There has been up to this point a fair amount of support for Malcolm Turnbull, not only from Liberal Wets, but also from Labor supporters who see him as a more reasonable alternative to guys like Brendan Nelson, Nick Minchin and
Tomás de Torquemada Tony Abbott. Turnbull, it seems, earns a little bit of lefty cred because of his support for an Australian Republic and because John Howard hated him, but don’t forget that these characteristics are also shared by our laziest ever Treasurer, Peter Costello and I certainly don’t see anyone lining up to hang out with Pete. Let’s take a bit more of a look at the man who would be king.
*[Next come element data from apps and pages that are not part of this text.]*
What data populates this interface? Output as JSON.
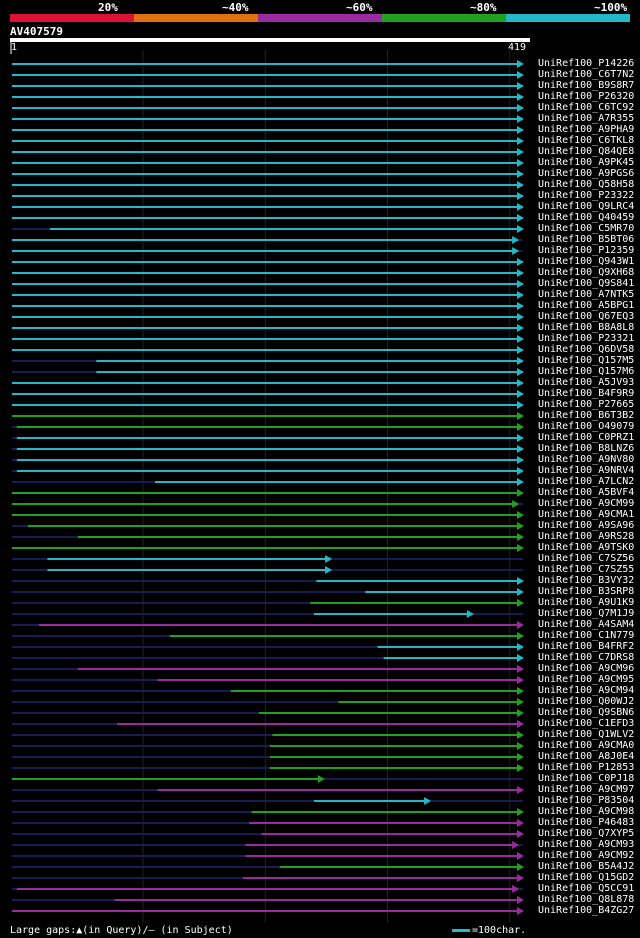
{
  "legend": [
    {
      "label": "20%",
      "color": "#dd1133"
    },
    {
      "label": "~40%",
      "color": "#e07010"
    },
    {
      "label": "~60%",
      "color": "#9a2aa0"
    },
    {
      "label": "~80%",
      "color": "#22a022"
    },
    {
      "label": "~100%",
      "color": "#22b8c8"
    }
  ],
  "query_name": "AV407579",
  "ruler_start": "1",
  "ruler_end": "419",
  "query_length": 419,
  "hits": [
    {
      "name": "UniRef100_P14226",
      "s": 1,
      "e": 419,
      "c": "cyan",
      "arrow": true
    },
    {
      "name": "UniRef100_C6T7N2",
      "s": 1,
      "e": 419,
      "c": "cyan",
      "arrow": true
    },
    {
      "name": "UniRef100_B9S8R7",
      "s": 1,
      "e": 419,
      "c": "cyan",
      "arrow": true
    },
    {
      "name": "UniRef100_P26320",
      "s": 1,
      "e": 419,
      "c": "cyan",
      "arrow": true
    },
    {
      "name": "UniRef100_C6TC92",
      "s": 1,
      "e": 419,
      "c": "cyan",
      "arrow": true
    },
    {
      "name": "UniRef100_A7R355",
      "s": 1,
      "e": 419,
      "c": "cyan",
      "arrow": true
    },
    {
      "name": "UniRef100_A9PHA9",
      "s": 1,
      "e": 419,
      "c": "cyan",
      "arrow": true
    },
    {
      "name": "UniRef100_C6TKL8",
      "s": 1,
      "e": 419,
      "c": "cyan",
      "arrow": true
    },
    {
      "name": "UniRef100_Q84QE8",
      "s": 1,
      "e": 419,
      "c": "cyan",
      "arrow": true
    },
    {
      "name": "UniRef100_A9PK45",
      "s": 1,
      "e": 419,
      "c": "cyan",
      "arrow": true
    },
    {
      "name": "UniRef100_A9PGS6",
      "s": 1,
      "e": 419,
      "c": "cyan",
      "arrow": true
    },
    {
      "name": "UniRef100_Q58H58",
      "s": 1,
      "e": 419,
      "c": "cyan",
      "arrow": true
    },
    {
      "name": "UniRef100_P23322",
      "s": 1,
      "e": 419,
      "c": "cyan",
      "arrow": true
    },
    {
      "name": "UniRef100_Q9LRC4",
      "s": 1,
      "e": 419,
      "c": "cyan",
      "arrow": true
    },
    {
      "name": "UniRef100_Q40459",
      "s": 1,
      "e": 419,
      "c": "cyan",
      "arrow": true
    },
    {
      "name": "UniRef100_C5MR70",
      "s": 32,
      "e": 419,
      "c": "cyan",
      "arrow": true
    },
    {
      "name": "UniRef100_B5BT06",
      "s": 1,
      "e": 415,
      "c": "cyan",
      "arrow": true
    },
    {
      "name": "UniRef100_P12359",
      "s": 1,
      "e": 415,
      "c": "cyan",
      "arrow": true
    },
    {
      "name": "UniRef100_Q943W1",
      "s": 1,
      "e": 419,
      "c": "cyan",
      "arrow": true
    },
    {
      "name": "UniRef100_Q9XH68",
      "s": 1,
      "e": 419,
      "c": "cyan",
      "arrow": true
    },
    {
      "name": "UniRef100_Q9S841",
      "s": 1,
      "e": 419,
      "c": "cyan",
      "arrow": true
    },
    {
      "name": "UniRef100_A7NTK5",
      "s": 1,
      "e": 419,
      "c": "cyan",
      "arrow": true
    },
    {
      "name": "UniRef100_A5BPG1",
      "s": 1,
      "e": 419,
      "c": "cyan",
      "arrow": true
    },
    {
      "name": "UniRef100_Q67EQ3",
      "s": 1,
      "e": 419,
      "c": "cyan",
      "arrow": true
    },
    {
      "name": "UniRef100_B8A8L8",
      "s": 1,
      "e": 419,
      "c": "cyan",
      "arrow": true
    },
    {
      "name": "UniRef100_P23321",
      "s": 1,
      "e": 419,
      "c": "cyan",
      "arrow": true
    },
    {
      "name": "UniRef100_Q6DV58",
      "s": 1,
      "e": 419,
      "c": "cyan",
      "arrow": true
    },
    {
      "name": "UniRef100_Q157M5",
      "s": 70,
      "e": 419,
      "c": "cyan",
      "arrow": true
    },
    {
      "name": "UniRef100_Q157M6",
      "s": 70,
      "e": 419,
      "c": "cyan",
      "arrow": true
    },
    {
      "name": "UniRef100_A5JV93",
      "s": 1,
      "e": 419,
      "c": "cyan",
      "arrow": true
    },
    {
      "name": "UniRef100_B4F9R9",
      "s": 1,
      "e": 419,
      "c": "cyan",
      "arrow": true
    },
    {
      "name": "UniRef100_P27665",
      "s": 1,
      "e": 419,
      "c": "cyan",
      "arrow": true
    },
    {
      "name": "UniRef100_B6T3B2",
      "s": 1,
      "e": 419,
      "c": "green",
      "arrow": true
    },
    {
      "name": "UniRef100_O49079",
      "s": 5,
      "e": 419,
      "c": "green",
      "arrow": true
    },
    {
      "name": "UniRef100_C0PRZ1",
      "s": 5,
      "e": 419,
      "c": "cyan",
      "arrow": true
    },
    {
      "name": "UniRef100_B8LNZ6",
      "s": 5,
      "e": 419,
      "c": "cyan",
      "arrow": true
    },
    {
      "name": "UniRef100_A9NV80",
      "s": 5,
      "e": 419,
      "c": "cyan",
      "arrow": true
    },
    {
      "name": "UniRef100_A9NRV4",
      "s": 5,
      "e": 419,
      "c": "cyan",
      "arrow": true
    },
    {
      "name": "UniRef100_A7LCN2",
      "s": 118,
      "e": 419,
      "c": "cyan",
      "arrow": true
    },
    {
      "name": "UniRef100_A5BVF4",
      "s": 1,
      "e": 419,
      "c": "green",
      "arrow": true
    },
    {
      "name": "UniRef100_A9CM99",
      "s": 1,
      "e": 415,
      "c": "green",
      "arrow": true
    },
    {
      "name": "UniRef100_A9CMA1",
      "s": 1,
      "e": 419,
      "c": "green",
      "arrow": true
    },
    {
      "name": "UniRef100_A9SA96",
      "s": 14,
      "e": 419,
      "c": "green",
      "arrow": true
    },
    {
      "name": "UniRef100_A9RS28",
      "s": 55,
      "e": 419,
      "c": "green",
      "arrow": true
    },
    {
      "name": "UniRef100_A9TSK0",
      "s": 1,
      "e": 419,
      "c": "green",
      "arrow": true
    },
    {
      "name": "UniRef100_C7SZ56",
      "s": 30,
      "e": 262,
      "c": "cyan",
      "arrow": true
    },
    {
      "name": "UniRef100_C7SZ55",
      "s": 30,
      "e": 262,
      "c": "cyan",
      "arrow": true
    },
    {
      "name": "UniRef100_B3VY32",
      "s": 250,
      "e": 419,
      "c": "cyan",
      "arrow": true
    },
    {
      "name": "UniRef100_B3SRP8",
      "s": 290,
      "e": 419,
      "c": "cyan",
      "arrow": true
    },
    {
      "name": "UniRef100_A9U1K9",
      "s": 245,
      "e": 419,
      "c": "green",
      "arrow": true
    },
    {
      "name": "UniRef100_Q7M1J9",
      "s": 248,
      "e": 378,
      "c": "cyan",
      "arrow": true
    },
    {
      "name": "UniRef100_A4SAM4",
      "s": 23,
      "e": 419,
      "c": "purple",
      "arrow": true
    },
    {
      "name": "UniRef100_C1N779",
      "s": 130,
      "e": 419,
      "c": "green",
      "arrow": true
    },
    {
      "name": "UniRef100_B4FRF2",
      "s": 300,
      "e": 419,
      "c": "cyan",
      "arrow": true
    },
    {
      "name": "UniRef100_C7DRS8",
      "s": 305,
      "e": 419,
      "c": "cyan",
      "arrow": true
    },
    {
      "name": "UniRef100_A9CM96",
      "s": 55,
      "e": 419,
      "c": "purple",
      "arrow": true
    },
    {
      "name": "UniRef100_A9CM95",
      "s": 120,
      "e": 419,
      "c": "purple",
      "arrow": true
    },
    {
      "name": "UniRef100_A9CM94",
      "s": 180,
      "e": 419,
      "c": "green",
      "arrow": true
    },
    {
      "name": "UniRef100_Q00WJ2",
      "s": 268,
      "e": 419,
      "c": "green",
      "arrow": true
    },
    {
      "name": "UniRef100_Q9SBN6",
      "s": 203,
      "e": 419,
      "c": "green",
      "arrow": true
    },
    {
      "name": "UniRef100_C1EFD3",
      "s": 87,
      "e": 419,
      "c": "purple",
      "arrow": true
    },
    {
      "name": "UniRef100_Q1WLV2",
      "s": 214,
      "e": 419,
      "c": "green",
      "arrow": true
    },
    {
      "name": "UniRef100_A9CMA0",
      "s": 212,
      "e": 419,
      "c": "green",
      "arrow": true
    },
    {
      "name": "UniRef100_A8J0E4",
      "s": 212,
      "e": 419,
      "c": "green",
      "arrow": true
    },
    {
      "name": "UniRef100_P12853",
      "s": 212,
      "e": 419,
      "c": "green",
      "arrow": true
    },
    {
      "name": "UniRef100_C0PJ18",
      "s": 1,
      "e": 256,
      "c": "green",
      "arrow": true
    },
    {
      "name": "UniRef100_A9CM97",
      "s": 120,
      "e": 419,
      "c": "purple",
      "arrow": true
    },
    {
      "name": "UniRef100_P83504",
      "s": 248,
      "e": 343,
      "c": "cyan",
      "arrow": true
    },
    {
      "name": "UniRef100_A9CM98",
      "s": 197,
      "e": 419,
      "c": "green",
      "arrow": true
    },
    {
      "name": "UniRef100_P46483",
      "s": 195,
      "e": 419,
      "c": "purple",
      "arrow": true
    },
    {
      "name": "UniRef100_Q7XYP5",
      "s": 205,
      "e": 419,
      "c": "purple",
      "arrow": true
    },
    {
      "name": "UniRef100_A9CM93",
      "s": 192,
      "e": 415,
      "c": "purple",
      "arrow": true
    },
    {
      "name": "UniRef100_A9CM92",
      "s": 192,
      "e": 419,
      "c": "purple",
      "arrow": true
    },
    {
      "name": "UniRef100_B5A4J2",
      "s": 220,
      "e": 419,
      "c": "green",
      "arrow": true
    },
    {
      "name": "UniRef100_Q15GD2",
      "s": 190,
      "e": 419,
      "c": "purple",
      "arrow": true
    },
    {
      "name": "UniRef100_Q5CC91",
      "s": 5,
      "e": 415,
      "c": "purple",
      "arrow": true
    },
    {
      "name": "UniRef100_Q8L878",
      "s": 85,
      "e": 419,
      "c": "purple",
      "arrow": true
    },
    {
      "name": "UniRef100_B4ZG27",
      "s": 1,
      "e": 419,
      "c": "purple",
      "arrow": true
    }
  ],
  "colors": {
    "cyan": "#22b8c8",
    "green": "#22a022",
    "purple": "#9a2aa0",
    "dim": "#1a1a55"
  },
  "footer_text": "Large gaps:▲(in Query)/– (in Subject)",
  "scale_text": "=100char."
}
There’s no doubting Malcolm Turnbull’s intelligence or capacity for hard work, he’s an accomplished businessman, a Rhodes Scholar and a former journalist and writer. All of these admirable qualities do not however guarantee that he has the capacity to be a good leader. Turnbull is an opportunist, a deal maker and a ceaseless self promoter who’s main aim in life seems to be winning, something that he has proved to be very good at. The problem with Malcolm is that his vision of winning is often at odds with those around him and he rarely seems willing to take advice from anyone who isn’t in agreement with him.
Turnbull’s second foray into Federal politics, he lost a Liberal pre-selection contest for Wentworth in 1981, has been reasonably controversial from the start. His decision to contest the pre-selection of a sitting member in a safe seat bought him a ready made group of opponents within the party, it was also noted that someone with his profile could have been an effective marginal seat campaigner had he chosen to do so.
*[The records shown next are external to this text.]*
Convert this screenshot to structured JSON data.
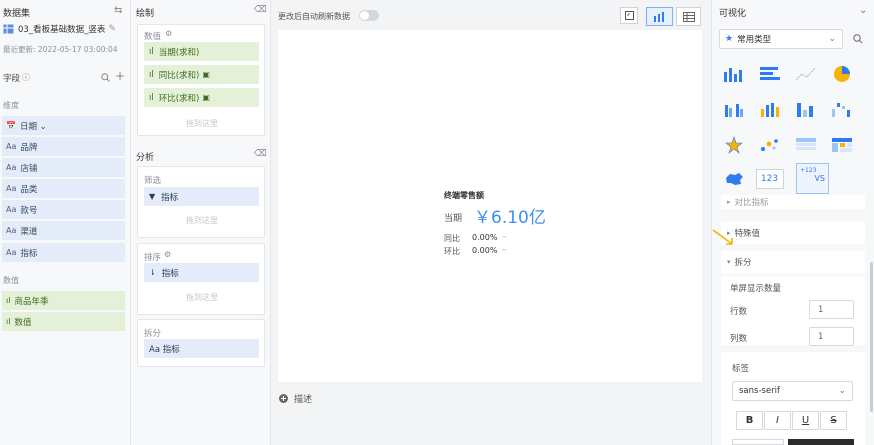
{
  "left": {
    "dataset_title": "数据集",
    "dataset_name": "03_看板基础数据_竖表",
    "last_update": "最近更新: 2022-05-17 03:00:04",
    "fields_title": "字段",
    "dim_title": "维度",
    "dimensions": [
      {
        "tag": "📅",
        "label": "日期 ⌄"
      },
      {
        "tag": "Aa",
        "label": "品牌"
      },
      {
        "tag": "Aa",
        "label": "店铺"
      },
      {
        "tag": "Aa",
        "label": "品类"
      },
      {
        "tag": "Aa",
        "label": "款号"
      },
      {
        "tag": "Aa",
        "label": "渠道"
      },
      {
        "tag": "Aa",
        "label": "指标"
      }
    ],
    "meas_title": "数值",
    "measures": [
      {
        "label": "商品年季"
      },
      {
        "label": "数值"
      }
    ]
  },
  "mid": {
    "draw_title": "绘制",
    "values_title": "数值",
    "value_items": [
      {
        "label": "当期(求和)"
      },
      {
        "label": "同比(求和)"
      },
      {
        "label": "环比(求和)"
      }
    ],
    "drop_hint": "拖到这里",
    "analysis_title": "分析",
    "filter_title": "筛选",
    "filter_item": "指标",
    "sort_title": "排序",
    "sort_item": "指标",
    "split_title": "拆分",
    "split_item": "Aa 指标"
  },
  "center": {
    "auto_refresh_label": "更改后自动刷新数据",
    "kpi_title": "终端零售额",
    "current_label": "当期",
    "current_value": "￥6.10亿",
    "yoy_label": "同比",
    "yoy_value": "0.00%",
    "mom_label": "环比",
    "mom_value": "0.00%",
    "describe_label": "描述"
  },
  "right": {
    "title": "可视化",
    "chart_type_select": "常用类型",
    "compare_label": "对比指标",
    "special_label": "特殊值",
    "split_label": "拆分",
    "per_screen_label": "单屏显示数量",
    "rows_label": "行数",
    "rows_value": "1",
    "cols_label": "列数",
    "cols_value": "1",
    "tag_label": "标签",
    "font_value": "sans-serif",
    "format_bold": "B",
    "format_italic": "I",
    "format_underline": "U",
    "format_strike": "S",
    "kpi_icon_text": "123",
    "vs_icon_top": "+123",
    "vs_icon_bottom": "VS"
  },
  "colors": {
    "accent": "#2f7bf0",
    "field_blue": "#e3ecf8",
    "field_green": "#e4f1d8",
    "kpi_blue": "#3d8ff2"
  }
}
Upon entry into the parliament Turnbull started putting colleagues off side with his frequent and quite public comments on policy areas that he, as a backbencher, should have been toeing the party line on. The most obvious of these was his paper Taxation Reform in Australia: Some Alternatives and Indicative Costings which was seen as a direct attack on Peter Costello, not only in his role as Treasurer, but also as the presumptive future leader of the Liberal Party.
There was plenty of speculation that Turnbull’s elevation, firstly to Parliamenrty Secretary assisting the PM and later to the role of Minister for Environment and Water, were more about placing him in a position where he would lose the freedom to speak out than rewarding him for effort. He certainly didn’t set the world on fire as Environment Minister and there were no shortage of leaks regarding Malcolm’s inability to convince Cabinet of anything he wanted to pursue.
Damaging leaks and Malcolm Turnbull seem to go hand in hand. Turnbull is always quick to deny speaking to the media off the record, claiming that opponents are trying to discredit him, but you’d think if he truly suspected that, he’d be less inclined to fire off emails that could be politically sensitive.
A bigger problem than Turnbull’s petulant dummy spits when he doesn’t get his own way is his disregard for anything he didn’t come up with himself. Malcolm is used to getting his own way, running with his ideas and he cannot or will not listen to the advice of those around him. There’s no example of this better than last week’s revelation that Turnbull had completely ignored the advice of Peter Costello when planning his response to the budget, advice which turned out to be correct and which would have saved the Liberals the embarrassment of their “no inflation/too much inflation” nonsense of the past few weeks.
Tunbull is a one man band whose aims revolve entirely around promoting himself. The fact that he even stood for the opposition leadership after their November defeat, a poisoned chalice with an almost guaranteed loss at the following election, shows that Turnbull has trouble balancing his ego and good judgement. It seems that it was only his decision to publicly bury Howard’s policies before the leadership ballot that switched a few votes back to Nelson and saved him from himself. I have no doubt that Turnbull would be less ridiculous than Nelson as leader of the opposition, but I don’t believe he would be any better. Turnbull certainly doesn’t have the ability, given the team that surrounds him, of making the Rudd Government our only one term Federal Government.
We’d all like to believe that politics should be about the battle of ideas, but in reality that’s not the case. I for one don’t believe that Malcolm Turnbull is the person who could lift the Liberals to a point where they would attempt to mount an intellectual attack on the Rudd Government, they are too mired in the politics of fear and smear. He would be leading a party that is suffering from deep internal divisions, while being one of its most divisive characters, which isn’t a recipe for healing the rifts.
Government is just another vehicle for Turnbull, much as the law and his multi faceted business career were before it. He may be a brilliant man who is used to success, but Turnbull does not appear, in my eyes, to be a good leader or someone who is interested in achieving anything more than winning. We’ve just had eleven years of a Prime Minister whose only goal was getting the top job and was without vision once he’d achieved it, do we really want the Liberal Party to offer that to us again?